This size of the farm is a bit more than a one-person job and not really a two-person job, so I shifted to milking once-a-day two years ago. That seems to work nicely and allows me to do the other things.
The to-do list on a farm can be endless. How do you prevent burnout?
That’s where the sport comes in handy for me. Farming can be isolating and tough going at times. The payouts are reasonable at the moment, but I remember some harsher times too. You also have those days when things just go wrong. I always just stop, breathe in, breathe out and remember that things are never that bad. There’s always people worse off.
It can be hard to keep that perspective when you’re working alone though, can’t it?
That’s why rural communities need to look after each other, whether it’s sport or organising a barbecue or a potluck dinner, or dropping in on a mate who’s struggling and putting on a brew. Anything that gets people out and meeting others is a good thing. The community here is amazing. There are some great farming families here who are happy to help. There’s no need to struggle alone.
What are your go-tos?
If I’m feeling frustrated, I make sure I get away from the farm and do something social, whether it’s badminton, or just going down to the local pub for an ale and a yak. That’s my get out of jail free card. You need to make that effort to get off-farm.
Do you think attitudes are changing to looking after yourself on-farm?
Yes, I think they are. It is still possible in farming to get up at five in the morning and work till 10 at night, but what’s the point of working like that? If you have a more balanced lifestyle, you’re going to be a lot more productive and effective when you are farming. It’s about having a plan for what you want to achieve each week and being realistic. Rome wasn’t built in a day.
Everyone has days on-farm when nothing seems to go right. Any advice?
If I’m having a bad day and feeling overwhelmed, I just go and have a 20-minute nana nap to reset. That makes a hell of a difference. You wake up a different person and get things done much more quickly afterwards. It just clears the mind and gives you a chance to think, ‘is there an easier way to do this job’?
What advice would you offer someone starting out?
The best thing I did when I was young was work on four different farms for a season each. I just learnt so much from other people. All the bosses were different and each of them taught me a lot. It’s like badminton coaching. There’s always something you can learn from another coach. I learnt early on how some farmers still kept involved in their sport and did other things, as well as farm.
That’s the best thing about farming – we all have the same goals, but everyone farms differently. It’s about finding out what works for you and putting your own spin on things. If you just listen, learn and really go for it, it’s still a bloody good industry to be involved in.

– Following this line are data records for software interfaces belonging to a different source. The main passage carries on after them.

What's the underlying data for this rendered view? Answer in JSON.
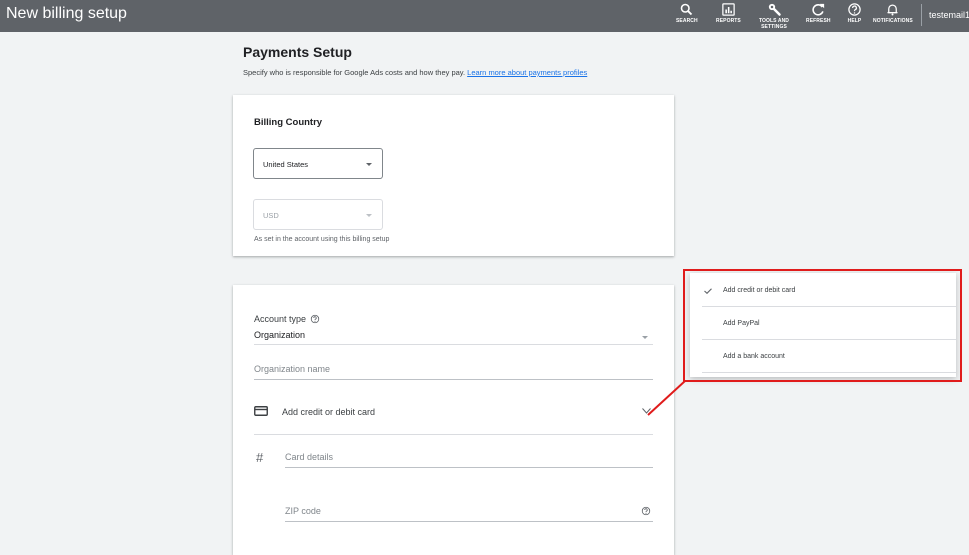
{
  "topbar": {
    "title": "New billing setup",
    "items": [
      {
        "label": "SEARCH",
        "icon": "search-icon"
      },
      {
        "label": "REPORTS",
        "icon": "reports-icon"
      },
      {
        "label": "TOOLS AND SETTINGS",
        "icon": "wrench-icon"
      },
      {
        "label": "REFRESH",
        "icon": "refresh-icon"
      },
      {
        "label": "HELP",
        "icon": "help-icon"
      },
      {
        "label": "NOTIFICATIONS",
        "icon": "bell-icon"
      }
    ],
    "user": "testemail1"
  },
  "header": {
    "title": "Payments Setup",
    "description": "Specify who is responsible for Google Ads costs and how they pay.",
    "link": "Learn more about payments profiles"
  },
  "billing_country": {
    "title": "Billing Country",
    "country_value": "United States",
    "currency_value": "USD",
    "helper": "As set in the account using this billing setup"
  },
  "account": {
    "type_label": "Account type",
    "type_value": "Organization",
    "org_name_placeholder": "Organization name",
    "payment_method": "Add credit or debit card",
    "card_details_placeholder": "Card details",
    "zip_placeholder": "ZIP code"
  },
  "payment_menu": {
    "items": [
      {
        "label": "Add credit or debit card",
        "selected": true
      },
      {
        "label": "Add PayPal",
        "selected": false
      },
      {
        "label": "Add a bank account",
        "selected": false
      }
    ]
  },
  "colors": {
    "topbar": "#5f6368",
    "link": "#1a73e8",
    "highlight": "#e01b1b"
  }
}
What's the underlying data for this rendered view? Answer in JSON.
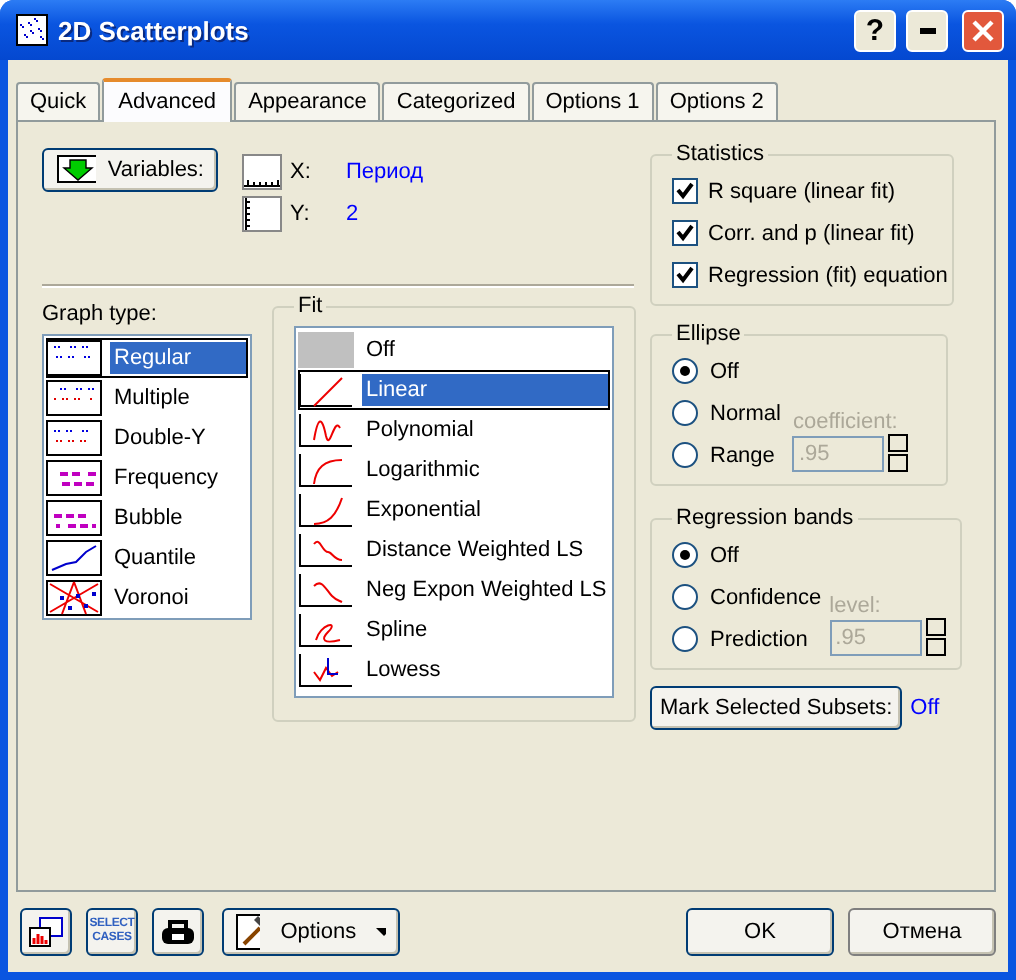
{
  "window": {
    "title": "2D Scatterplots",
    "help": "?"
  },
  "tabs": [
    {
      "label": "Quick",
      "selected": false
    },
    {
      "label": "Advanced",
      "selected": true
    },
    {
      "label": "Appearance",
      "selected": false
    },
    {
      "label": "Categorized",
      "selected": false
    },
    {
      "label": "Options 1",
      "selected": false
    },
    {
      "label": "Options 2",
      "selected": false
    }
  ],
  "variables_button": "Variables:",
  "variables": [
    {
      "axis": "X:",
      "value": "Период"
    },
    {
      "axis": "Y:",
      "value": "2"
    }
  ],
  "statistics": {
    "title": "Statistics",
    "items": [
      {
        "label": "R square (linear fit)",
        "checked": true
      },
      {
        "label": "Corr. and p (linear fit)",
        "checked": true
      },
      {
        "label": "Regression (fit) equation",
        "checked": true
      }
    ]
  },
  "graph_type": {
    "label": "Graph type:",
    "items": [
      {
        "label": "Regular",
        "selected": true
      },
      {
        "label": "Multiple",
        "selected": false
      },
      {
        "label": "Double-Y",
        "selected": false
      },
      {
        "label": "Frequency",
        "selected": false
      },
      {
        "label": "Bubble",
        "selected": false
      },
      {
        "label": "Quantile",
        "selected": false
      },
      {
        "label": "Voronoi",
        "selected": false
      }
    ]
  },
  "fit": {
    "title": "Fit",
    "items": [
      {
        "label": "Off",
        "selected": false
      },
      {
        "label": "Linear",
        "selected": true
      },
      {
        "label": "Polynomial",
        "selected": false
      },
      {
        "label": "Logarithmic",
        "selected": false
      },
      {
        "label": "Exponential",
        "selected": false
      },
      {
        "label": "Distance Weighted LS",
        "selected": false
      },
      {
        "label": "Neg Expon Weighted LS",
        "selected": false
      },
      {
        "label": "Spline",
        "selected": false
      },
      {
        "label": "Lowess",
        "selected": false
      }
    ]
  },
  "ellipse": {
    "title": "Ellipse",
    "options": [
      {
        "label": "Off",
        "selected": true
      },
      {
        "label": "Normal",
        "selected": false
      },
      {
        "label": "Range",
        "selected": false
      }
    ],
    "field_label": "coefficient:",
    "field_value": ".95",
    "disabled": true
  },
  "regression_bands": {
    "title": "Regression bands",
    "options": [
      {
        "label": "Off",
        "selected": true
      },
      {
        "label": "Confidence",
        "selected": false
      },
      {
        "label": "Prediction",
        "selected": false
      }
    ],
    "field_label": "level:",
    "field_value": ".95",
    "disabled": true
  },
  "mark_button": "Mark Selected Subsets:",
  "mark_value": "Off",
  "select_cases": [
    "SELECT",
    "CASES"
  ],
  "options_button": "Options",
  "ok_button": "OK",
  "cancel_button": "Отмена"
}
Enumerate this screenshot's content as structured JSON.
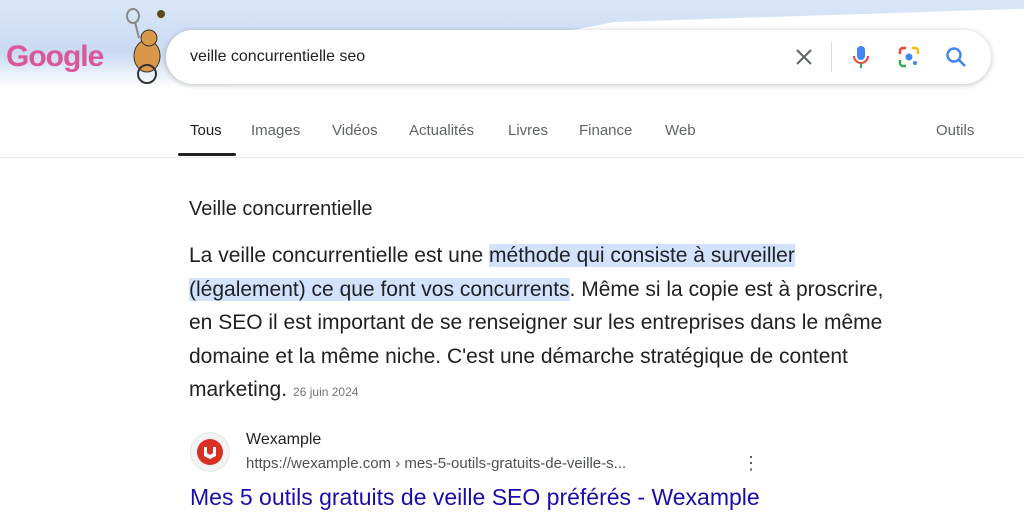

More: Farmstrong is a nationwide, rural wellbeing programme that helps farmers and their families cope with the ups and downs of farming. To find out what works for you, check out farmstrong.co.nz